Because there is a large community about proas all over the world, I think it is appropriate to report about the boat and the experiences in english. Of course also questions and comments in english are welcome.
Status at the end of 2018:
The season 2018 was quite successful. We changed the rigg and we are satisfied with the outcome. We did some major trips -e.g. Danmark – and the boat was really reliable. No damages at all. At moderate winds, we achieved 7-9 kn in average. Sailing in less wind, the sailing area is to small. Therefore we ordered a new blister of 65 qm.
Beside that there is a lot to do. Sailing upwind in more than 5 bft. is not possible. Therefore another headsail, especially for this conditions, is necessary.
In surtain conditions, the outrigger tends to built up. In order to minimise this problem, the shape of the outrigger has to be opimised. That means a lot of effort, but this can hopefully be done in the winter season.
We are looking forward to the next summer in order to enjoy even more the sailing with this fast and smooth going boat.
I became aware of the proa when reading a book about multihulls, named “Mehrrumpfboote” (multihulls) written by Klaus D. Kurtz. The book started with a report of William Dampier, one of the earliest European circumnavigators. He described that already in 1686 proas sailed 1200sm within only four days.
I was and I am still fascinated from the principle of a flying proa that under wind load the ama is lifted and so the draft is reduced. Because I have always been an enthusiastic boat builder I built the P5, a 5m proa designed by Othmar Karschulin. I made exciting experiences and trips with this boat and so I designed and built a second proa of 5,5m lenght.
However, the experience with these boats told me that the design (asymmetric hull, no daggerboard, crabclaw rig) is not appropriate for a modern cruising yacht. So our idea, Othmars and mine, was to combine the advantages of the typical proa characteristics with modern assets. Beside the innovative material it was the leepod (the bulge in the hull), the daggerboard and the rig that considers modern technologies and the mentioned requirements.
The composite construction allows the low displacement, the leepod provides good interior space (standing height 2m, double berth 1.95mx2m) and also protects from capsizing. The daggerboard enables us to point upwind well, and the rig to handle it very easily. After almost two seasons I am happy to say that our expectations have been met (except the protection from capsizing, which fortunately we did not have to test).
Beside the fact that a proa of this size is not a normal boat, the A-mast situated lengthwise is, at least to my knowledge, unique. The reason to build the mast in this way is to get a large cockpit without an annoying mast in the middle.
Because of its exotic nature, the boat earns a lot of public attention. The german newspapers „Die Welt“, „Welt am Sonntag“ and „Berliner Morgenpost“ publishes articles in March 2014. This was at an stage, when the boat was still under construction. In May 2014, when the boat was just launched and Othmar and me did our first tests, we did this together with some reporters from the german sailing magazin „Yacht“. This magazin published the article in September in Nr. 19. Recently an article was publishes on the webside „proafile.com“. Beside of these activities, the construction and the experiences were, of course, followed in Othmars „multihull.de“.

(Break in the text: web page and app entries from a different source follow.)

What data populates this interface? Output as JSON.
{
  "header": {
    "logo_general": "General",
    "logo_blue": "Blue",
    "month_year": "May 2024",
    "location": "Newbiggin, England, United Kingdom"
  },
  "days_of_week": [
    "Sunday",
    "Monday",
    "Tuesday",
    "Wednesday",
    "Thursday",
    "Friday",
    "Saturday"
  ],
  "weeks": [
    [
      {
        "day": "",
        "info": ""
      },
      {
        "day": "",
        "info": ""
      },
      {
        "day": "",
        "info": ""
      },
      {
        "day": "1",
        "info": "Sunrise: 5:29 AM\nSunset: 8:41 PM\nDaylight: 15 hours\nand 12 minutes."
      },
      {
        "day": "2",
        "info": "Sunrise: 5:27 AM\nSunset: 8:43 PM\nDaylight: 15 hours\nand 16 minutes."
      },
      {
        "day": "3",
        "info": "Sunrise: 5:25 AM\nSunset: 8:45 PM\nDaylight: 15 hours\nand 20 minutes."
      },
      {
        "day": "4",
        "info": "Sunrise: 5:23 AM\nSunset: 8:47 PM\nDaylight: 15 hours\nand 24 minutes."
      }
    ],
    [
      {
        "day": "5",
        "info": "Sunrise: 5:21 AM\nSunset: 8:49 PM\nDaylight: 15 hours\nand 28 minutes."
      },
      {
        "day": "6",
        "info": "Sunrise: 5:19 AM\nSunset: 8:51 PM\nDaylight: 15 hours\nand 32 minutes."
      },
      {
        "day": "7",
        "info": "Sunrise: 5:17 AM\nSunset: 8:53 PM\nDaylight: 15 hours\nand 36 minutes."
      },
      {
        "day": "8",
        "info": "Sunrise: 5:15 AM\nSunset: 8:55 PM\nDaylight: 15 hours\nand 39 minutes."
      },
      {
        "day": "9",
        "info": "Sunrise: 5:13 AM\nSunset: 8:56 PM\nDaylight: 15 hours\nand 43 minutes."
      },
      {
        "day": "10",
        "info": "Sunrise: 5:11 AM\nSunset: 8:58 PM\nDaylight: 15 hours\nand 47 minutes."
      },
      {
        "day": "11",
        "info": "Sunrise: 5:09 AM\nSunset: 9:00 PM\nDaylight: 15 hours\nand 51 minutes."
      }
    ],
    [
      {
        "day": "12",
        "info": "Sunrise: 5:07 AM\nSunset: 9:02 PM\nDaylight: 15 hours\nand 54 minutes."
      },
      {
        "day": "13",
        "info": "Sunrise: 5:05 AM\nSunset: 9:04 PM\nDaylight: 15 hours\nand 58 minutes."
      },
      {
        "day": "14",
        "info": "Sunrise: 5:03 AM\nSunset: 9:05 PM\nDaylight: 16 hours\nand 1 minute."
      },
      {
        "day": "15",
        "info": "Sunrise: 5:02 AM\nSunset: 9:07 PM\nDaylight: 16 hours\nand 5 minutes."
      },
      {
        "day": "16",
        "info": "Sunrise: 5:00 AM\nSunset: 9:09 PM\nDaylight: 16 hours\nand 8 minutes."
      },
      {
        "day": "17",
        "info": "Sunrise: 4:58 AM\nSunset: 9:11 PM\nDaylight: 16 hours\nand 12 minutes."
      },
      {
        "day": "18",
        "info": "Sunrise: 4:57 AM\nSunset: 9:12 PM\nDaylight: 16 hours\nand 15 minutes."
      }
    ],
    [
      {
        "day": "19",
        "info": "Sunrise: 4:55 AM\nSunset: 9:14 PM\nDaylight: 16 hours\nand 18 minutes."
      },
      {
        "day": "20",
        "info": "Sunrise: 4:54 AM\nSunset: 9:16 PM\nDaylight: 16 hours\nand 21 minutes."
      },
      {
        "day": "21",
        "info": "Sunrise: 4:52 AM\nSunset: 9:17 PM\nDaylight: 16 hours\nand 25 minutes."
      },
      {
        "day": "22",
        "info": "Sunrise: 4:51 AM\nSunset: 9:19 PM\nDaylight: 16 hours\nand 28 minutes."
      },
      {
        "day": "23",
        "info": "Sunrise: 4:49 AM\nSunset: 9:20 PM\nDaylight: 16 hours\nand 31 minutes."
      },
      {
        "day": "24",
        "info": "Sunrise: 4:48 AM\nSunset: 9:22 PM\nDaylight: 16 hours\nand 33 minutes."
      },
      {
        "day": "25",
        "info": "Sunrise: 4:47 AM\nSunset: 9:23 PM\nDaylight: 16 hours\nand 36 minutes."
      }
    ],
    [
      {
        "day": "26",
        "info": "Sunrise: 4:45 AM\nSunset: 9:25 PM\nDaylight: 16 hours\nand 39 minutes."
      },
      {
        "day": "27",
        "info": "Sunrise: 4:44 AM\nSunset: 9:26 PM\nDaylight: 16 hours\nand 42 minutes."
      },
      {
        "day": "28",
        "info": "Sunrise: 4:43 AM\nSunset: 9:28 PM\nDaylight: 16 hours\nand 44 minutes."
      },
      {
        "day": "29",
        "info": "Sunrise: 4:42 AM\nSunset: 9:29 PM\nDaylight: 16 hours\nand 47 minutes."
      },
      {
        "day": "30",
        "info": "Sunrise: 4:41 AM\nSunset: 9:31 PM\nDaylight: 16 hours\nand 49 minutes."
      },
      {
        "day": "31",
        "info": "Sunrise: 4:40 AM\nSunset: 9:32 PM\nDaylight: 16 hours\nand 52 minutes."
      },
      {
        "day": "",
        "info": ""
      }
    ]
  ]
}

Also in daily life the boat attracts a lot of people. Almost always people stand in front of the boat and ask what this exotic thing may be and how all the features may work. One time a sailor asked us when we would be departing, because he wanted to follow us to see the boat in action and take some pictures.
When sailing I am always impressed by the course stability. I remember one trip when I did not touch the tiller for more than one hour. Furthermore it is incredible how quiet and calm is the boat’s motion while underway. On one of the photos you see a post card. I put it there at the beginning of the season and it did not fall over during the whole summer and under all weather conditions.
Right from the beginning of the project it was clear that shunting would mean some effort. You have to roll up the genoa, then to turn around the main, to lift the first rudder, to lower the second rudder, and to roll out the second genoa. At the moment this maneuver takes almost one minute. With two well skilled people I guess it might be possible to come down to 30 seconds, but still it is not comparable to tacking of a monohull. Especially when you take into consideration that the boat comes to a stop. So sailing in narrow waters will not be the preferred trip with this boat (which is no real surprise). That is a pity because there are some nice sounds around our home port Boltenhagen in the southern Baltic.
In light winds the speed is quite considerable. I measured 4.4 – 5.6 knots at 1.8 – 3.1 knots true wind. At 5-6 knots true wind the boat speed was between 6 and 9.3 knots. All this data were taken on a course close to the wind. But because of the relatively high speed this means 90 degrees to the true wind.
- LOA: 11.95 m
- Beam: 6.9 m
- Draft, board up: 0.45 m
- Draft board down: 1.5 m
- Sail Area: genoa 27.5 m², main 27.5 m²
- Displacement: 2.2 t, load 0.6 t
- Accommodations: two double berth 195×200 cm
- Auxiliary: 15 hp outboard
- Construction: composite